1) Red Rum (murder spelled backwards) achieved an unmatched historic treble when he won the Grand National in 1973, 1974 and 1977, coming second in the two intervening years. He was also renowned for his jumping ability, having not fallen in 100 races. His 1973 comeback victory from 30 lengths behind is considered one of the greatest Grand National wins in history.
2) Foinavon Ridden by John Buckingham, Foinavon was an undistinguished Irish racehorse whose owner Cyril Watkins had such little belief in his chances that he was not even at the course. However, he defied odds of 100/1 to win the 1967 Grand National in a remarkable race after the rest of the field fell, refused, were hampered or brought down in a mêlée at the 23rd fence. The fence was officially named after Foinavon in 1984.
3) Manifesto won the Grand National twice in the late 1890s and ran in the race a record eight times. He was instrumental in restoring the prestige and popularity to the Grand National as the race had been marred by corruption in previous years. He was a tough, well-proportioned and powerful horse which was just as well as he jointly holds the record for the highest weight carried by a wining horse (12st 7lbs) and also the record weight for a placed horse (12st 13lbs).

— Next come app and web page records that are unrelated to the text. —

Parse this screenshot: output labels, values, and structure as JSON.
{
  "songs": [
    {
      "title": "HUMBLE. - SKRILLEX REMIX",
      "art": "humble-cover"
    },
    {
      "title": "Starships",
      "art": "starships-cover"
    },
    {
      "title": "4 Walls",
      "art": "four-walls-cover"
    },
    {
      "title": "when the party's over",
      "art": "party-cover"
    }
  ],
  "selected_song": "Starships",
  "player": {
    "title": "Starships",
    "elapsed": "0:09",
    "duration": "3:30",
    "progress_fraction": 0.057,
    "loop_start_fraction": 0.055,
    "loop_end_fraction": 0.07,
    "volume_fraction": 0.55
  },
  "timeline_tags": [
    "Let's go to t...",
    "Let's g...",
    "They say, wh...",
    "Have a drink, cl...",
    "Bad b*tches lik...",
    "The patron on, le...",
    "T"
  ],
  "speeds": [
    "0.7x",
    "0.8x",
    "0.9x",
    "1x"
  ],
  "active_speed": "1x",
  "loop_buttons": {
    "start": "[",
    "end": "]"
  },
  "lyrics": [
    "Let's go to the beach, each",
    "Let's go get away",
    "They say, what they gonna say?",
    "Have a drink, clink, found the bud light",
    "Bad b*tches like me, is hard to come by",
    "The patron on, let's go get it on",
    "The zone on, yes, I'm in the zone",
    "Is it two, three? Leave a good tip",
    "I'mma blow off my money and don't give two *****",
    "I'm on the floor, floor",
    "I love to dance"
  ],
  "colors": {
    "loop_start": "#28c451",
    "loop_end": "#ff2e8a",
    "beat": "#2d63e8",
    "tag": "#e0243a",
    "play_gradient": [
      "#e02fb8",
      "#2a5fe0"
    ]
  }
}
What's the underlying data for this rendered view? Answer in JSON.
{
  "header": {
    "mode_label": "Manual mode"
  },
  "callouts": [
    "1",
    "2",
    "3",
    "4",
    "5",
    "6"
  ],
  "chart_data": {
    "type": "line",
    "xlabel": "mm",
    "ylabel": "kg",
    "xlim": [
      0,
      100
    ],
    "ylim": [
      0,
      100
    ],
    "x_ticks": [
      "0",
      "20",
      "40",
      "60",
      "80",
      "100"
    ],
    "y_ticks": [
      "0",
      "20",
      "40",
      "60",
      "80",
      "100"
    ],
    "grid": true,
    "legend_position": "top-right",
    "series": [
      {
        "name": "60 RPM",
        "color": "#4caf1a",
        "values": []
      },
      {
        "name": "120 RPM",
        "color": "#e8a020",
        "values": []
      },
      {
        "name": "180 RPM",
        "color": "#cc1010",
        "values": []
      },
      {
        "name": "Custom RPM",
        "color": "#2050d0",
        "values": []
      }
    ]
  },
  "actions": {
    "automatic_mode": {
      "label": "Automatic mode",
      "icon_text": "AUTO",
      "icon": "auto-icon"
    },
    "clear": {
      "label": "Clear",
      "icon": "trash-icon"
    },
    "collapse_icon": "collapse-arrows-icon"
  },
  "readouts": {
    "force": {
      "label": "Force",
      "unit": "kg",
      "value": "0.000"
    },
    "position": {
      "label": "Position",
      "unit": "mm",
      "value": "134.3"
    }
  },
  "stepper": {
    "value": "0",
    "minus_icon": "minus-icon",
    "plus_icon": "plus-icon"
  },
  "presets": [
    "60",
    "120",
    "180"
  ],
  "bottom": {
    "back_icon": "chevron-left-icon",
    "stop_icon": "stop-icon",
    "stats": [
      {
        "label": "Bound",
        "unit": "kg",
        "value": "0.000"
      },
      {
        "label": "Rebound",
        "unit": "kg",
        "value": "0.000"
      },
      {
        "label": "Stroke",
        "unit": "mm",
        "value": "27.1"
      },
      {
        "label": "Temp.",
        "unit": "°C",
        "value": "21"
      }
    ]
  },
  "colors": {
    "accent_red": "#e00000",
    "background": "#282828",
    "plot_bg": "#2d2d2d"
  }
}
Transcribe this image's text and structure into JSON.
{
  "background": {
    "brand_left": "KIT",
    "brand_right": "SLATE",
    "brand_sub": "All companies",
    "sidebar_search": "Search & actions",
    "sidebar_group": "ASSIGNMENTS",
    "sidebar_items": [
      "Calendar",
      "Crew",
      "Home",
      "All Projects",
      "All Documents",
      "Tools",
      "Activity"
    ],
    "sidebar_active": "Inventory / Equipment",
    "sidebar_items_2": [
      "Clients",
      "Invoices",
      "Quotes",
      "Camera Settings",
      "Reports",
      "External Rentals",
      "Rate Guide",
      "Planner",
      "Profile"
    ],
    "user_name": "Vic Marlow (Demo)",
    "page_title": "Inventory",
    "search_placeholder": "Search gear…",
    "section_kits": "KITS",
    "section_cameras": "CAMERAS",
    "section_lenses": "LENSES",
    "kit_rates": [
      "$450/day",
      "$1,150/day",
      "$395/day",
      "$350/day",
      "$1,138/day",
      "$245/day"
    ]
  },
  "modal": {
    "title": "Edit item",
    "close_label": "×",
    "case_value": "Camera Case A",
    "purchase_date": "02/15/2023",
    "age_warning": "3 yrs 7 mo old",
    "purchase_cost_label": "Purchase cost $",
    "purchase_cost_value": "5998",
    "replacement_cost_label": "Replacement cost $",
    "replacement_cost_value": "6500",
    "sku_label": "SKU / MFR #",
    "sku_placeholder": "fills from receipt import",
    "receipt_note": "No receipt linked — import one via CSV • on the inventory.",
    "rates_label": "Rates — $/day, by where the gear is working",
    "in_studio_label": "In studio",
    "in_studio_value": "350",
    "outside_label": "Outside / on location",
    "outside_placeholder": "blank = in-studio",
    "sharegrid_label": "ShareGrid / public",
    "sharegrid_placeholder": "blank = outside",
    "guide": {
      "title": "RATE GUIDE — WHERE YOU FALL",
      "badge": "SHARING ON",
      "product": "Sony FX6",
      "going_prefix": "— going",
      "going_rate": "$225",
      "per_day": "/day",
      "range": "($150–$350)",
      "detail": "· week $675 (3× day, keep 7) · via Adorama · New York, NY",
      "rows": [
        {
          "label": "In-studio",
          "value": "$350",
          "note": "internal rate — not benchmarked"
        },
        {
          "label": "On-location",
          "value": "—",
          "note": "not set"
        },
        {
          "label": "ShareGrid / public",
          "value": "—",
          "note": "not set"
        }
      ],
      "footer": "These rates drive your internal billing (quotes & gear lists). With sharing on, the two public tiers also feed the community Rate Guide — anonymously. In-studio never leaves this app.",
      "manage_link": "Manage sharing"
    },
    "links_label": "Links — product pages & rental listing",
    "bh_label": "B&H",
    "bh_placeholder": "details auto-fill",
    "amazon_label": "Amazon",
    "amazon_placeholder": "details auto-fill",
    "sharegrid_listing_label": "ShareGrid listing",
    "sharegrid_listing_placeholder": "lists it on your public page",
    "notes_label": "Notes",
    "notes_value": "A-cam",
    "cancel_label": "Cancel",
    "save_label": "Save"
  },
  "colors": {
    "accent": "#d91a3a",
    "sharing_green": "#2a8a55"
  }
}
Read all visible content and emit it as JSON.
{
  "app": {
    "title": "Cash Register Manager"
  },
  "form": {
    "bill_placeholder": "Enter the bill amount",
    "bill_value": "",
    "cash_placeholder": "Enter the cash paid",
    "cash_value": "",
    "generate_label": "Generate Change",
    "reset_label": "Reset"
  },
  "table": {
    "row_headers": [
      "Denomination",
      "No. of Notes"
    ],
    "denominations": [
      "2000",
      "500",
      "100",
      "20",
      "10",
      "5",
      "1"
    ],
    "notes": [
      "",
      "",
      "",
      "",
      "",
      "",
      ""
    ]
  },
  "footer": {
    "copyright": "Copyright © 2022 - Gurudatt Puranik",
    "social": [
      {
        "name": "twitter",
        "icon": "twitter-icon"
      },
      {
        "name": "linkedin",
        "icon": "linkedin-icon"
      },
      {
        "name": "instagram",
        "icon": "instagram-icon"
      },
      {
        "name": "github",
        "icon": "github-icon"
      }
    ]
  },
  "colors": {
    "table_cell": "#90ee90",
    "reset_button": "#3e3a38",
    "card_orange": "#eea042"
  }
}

4) West Tip In 1982, West Tip had been injured in an accident involving a lorry outside his stables, after which it was feared the horse would have to be put down. However, 3 years later with a distinctive scar on his hind quarters he went on to contest the 1985 Grand National, falling at Beechers Brook on the second circuit. He then went on to win the race the following year in 1986 before finishing fourth in 1987 and 1988, second in 1989 and tenth in 1990. On each occasion he was ridden by Richard Dunwoody.
5) Aldaniti The horse they said would never run again after suffering 2 serious tendon injuries provided one of the great moments in sporting history with his 1981 Grand National victory. It was made all the more endearing when you consider he was ridden by jockey Bob Champion who'd fought testicular cancer and was almost written off by the doctors. The heroic success of Aldaniti and Bob Champion kick-started a season of celebration in Britain, with a royal wedding and a famous win in the Ashes to follow.
6) Battleship The American Battleship is the only horse to have won both the American Grand National, in 1934 and the Grand National 4 years later in 1938. A muscular but small horse, he was nicknamed the American Pony.
7) Golden Miller is the most successful Cheltenham Gold Cup horse ever, winning the race for 5 consecutive years between 1932 and 1936. He is also the only horse to ever win both the Gold Cup and the Grand National in the same year (1934). Having fallen at the canal turn as favourite for the 1933 race, he won the Grand National in a then record time in 1934.
8) Reynoldstown won two consecutive Grand Nationals at Aintree. In his first win, in 1935, ridden by Frank Furlong, he beat the great Golden Miller. In the 1936 race, this time ridden by Fulke Walwyn, he carried top weight of 12st 2lbs and became the first horse to win two Nationals in a row since 1918.
9) Earth Summit Shortly after winning the Scottish Grand National in 1994, Earth Summit suffered a near fatal injury in what was his only fall in a 37 race career. Deemed unlikely to race again, 21 months later the son of Celtic Cone returned to the track and in December 1997 he won the Welsh version of the race. After winning the Grand National in 1998, Earth Summit became the only horse to have completed Britain's National treble.
10) Devon Loch Although Devon Loch never won the Grand National, he is well remembered for his run in 1956. Owned by the Queen Mother, he was well fancied for the race and at the race climax, with only 10 horses remaining, he was on the final stretch just 40 yards from the winning post with a 5 length lead. Then, he suddenly and inexplicably jumped into the air allowing E.S.B to over-take and win. No one is certain why Devon Lock jumped, some reports claim cramp, others that he was confused by a shadow and jumped an imaginary fence, while another theory was that the loud cheers for an expected royal winner distracted the horse.